### [EXERCISE REQUIREMENTS]
Omit images. Retype all entries verbatim.

### [EXERCISE DATA]
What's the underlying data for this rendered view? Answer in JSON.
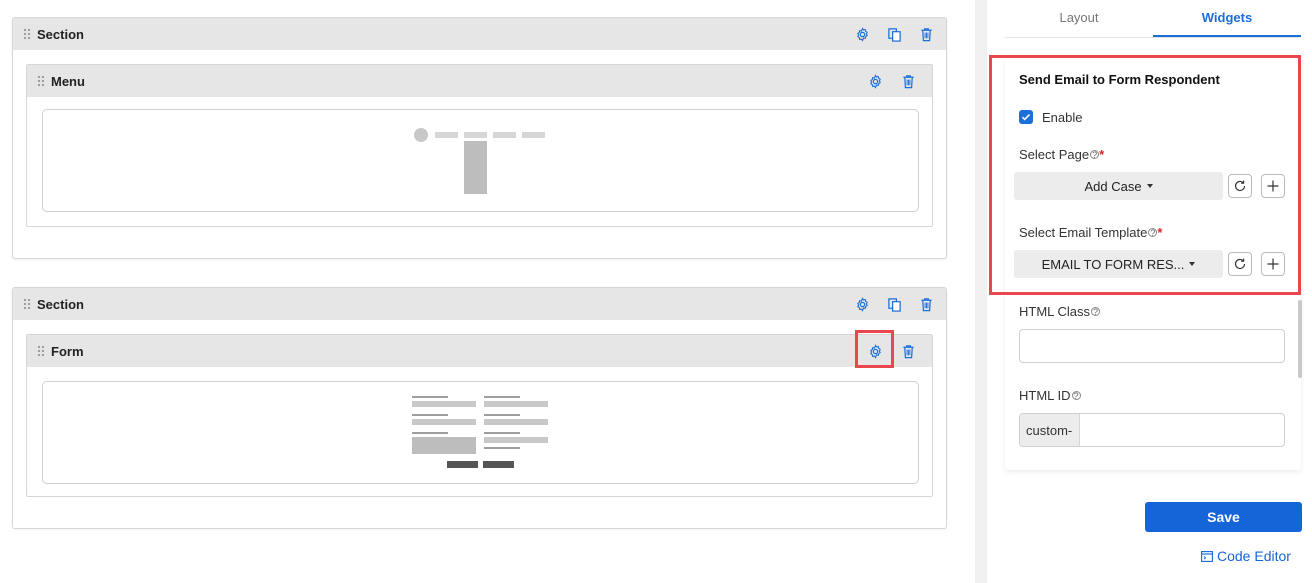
{
  "sections": [
    {
      "title": "Section",
      "widget": {
        "title": "Menu"
      }
    },
    {
      "title": "Section",
      "widget": {
        "title": "Form"
      }
    }
  ],
  "panel": {
    "tabs": [
      "Layout",
      "Widgets"
    ],
    "active_tab": "Widgets",
    "heading": "Send Email to Form Respondent",
    "enable_label": "Enable",
    "enable_checked": true,
    "select_page_label": "Select Page",
    "select_page_value": "Add Case",
    "select_template_label": "Select Email Template",
    "select_template_value": "EMAIL TO FORM RES...",
    "required_mark": "*",
    "html_class_label": "HTML Class",
    "html_class_value": "",
    "html_id_label": "HTML ID",
    "html_id_prefix": "custom-",
    "html_id_value": "",
    "save_label": "Save",
    "code_editor_label": "Code Editor"
  },
  "colors": {
    "accent": "#1565d8",
    "highlight": "#e8474b",
    "icon": "#1b6fd8"
  },
  "icons": [
    "drag-handle-icon",
    "gear-icon",
    "copy-icon",
    "trash-icon",
    "help-icon",
    "check-icon",
    "refresh-icon",
    "plus-icon",
    "code-editor-icon"
  ]
}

### [EXERCISE RESULT]
What's the underlying data for this rendered view? Answer in JSON.
{
  "sections": [
    {
      "title": "Section",
      "widget": {
        "title": "Menu"
      }
    },
    {
      "title": "Section",
      "widget": {
        "title": "Form"
      }
    }
  ],
  "panel": {
    "tabs": [
      "Layout",
      "Widgets"
    ],
    "active_tab": "Widgets",
    "heading": "Send Email to Form Respondent",
    "enable_label": "Enable",
    "enable_checked": true,
    "select_page_label": "Select Page",
    "select_page_value": "Add Case",
    "select_template_label": "Select Email Template",
    "select_template_value": "EMAIL TO FORM RES...",
    "required_mark": "*",
    "html_class_label": "HTML Class",
    "html_class_value": "",
    "html_id_label": "HTML ID",
    "html_id_prefix": "custom-",
    "html_id_value": "",
    "save_label": "Save",
    "code_editor_label": "Code Editor"
  },
  "colors": {
    "accent": "#1565d8",
    "highlight": "#e8474b",
    "icon": "#1b6fd8"
  },
  "icons": [
    "drag-handle-icon",
    "gear-icon",
    "copy-icon",
    "trash-icon",
    "help-icon",
    "check-icon",
    "refresh-icon",
    "plus-icon",
    "code-editor-icon"
  ]
}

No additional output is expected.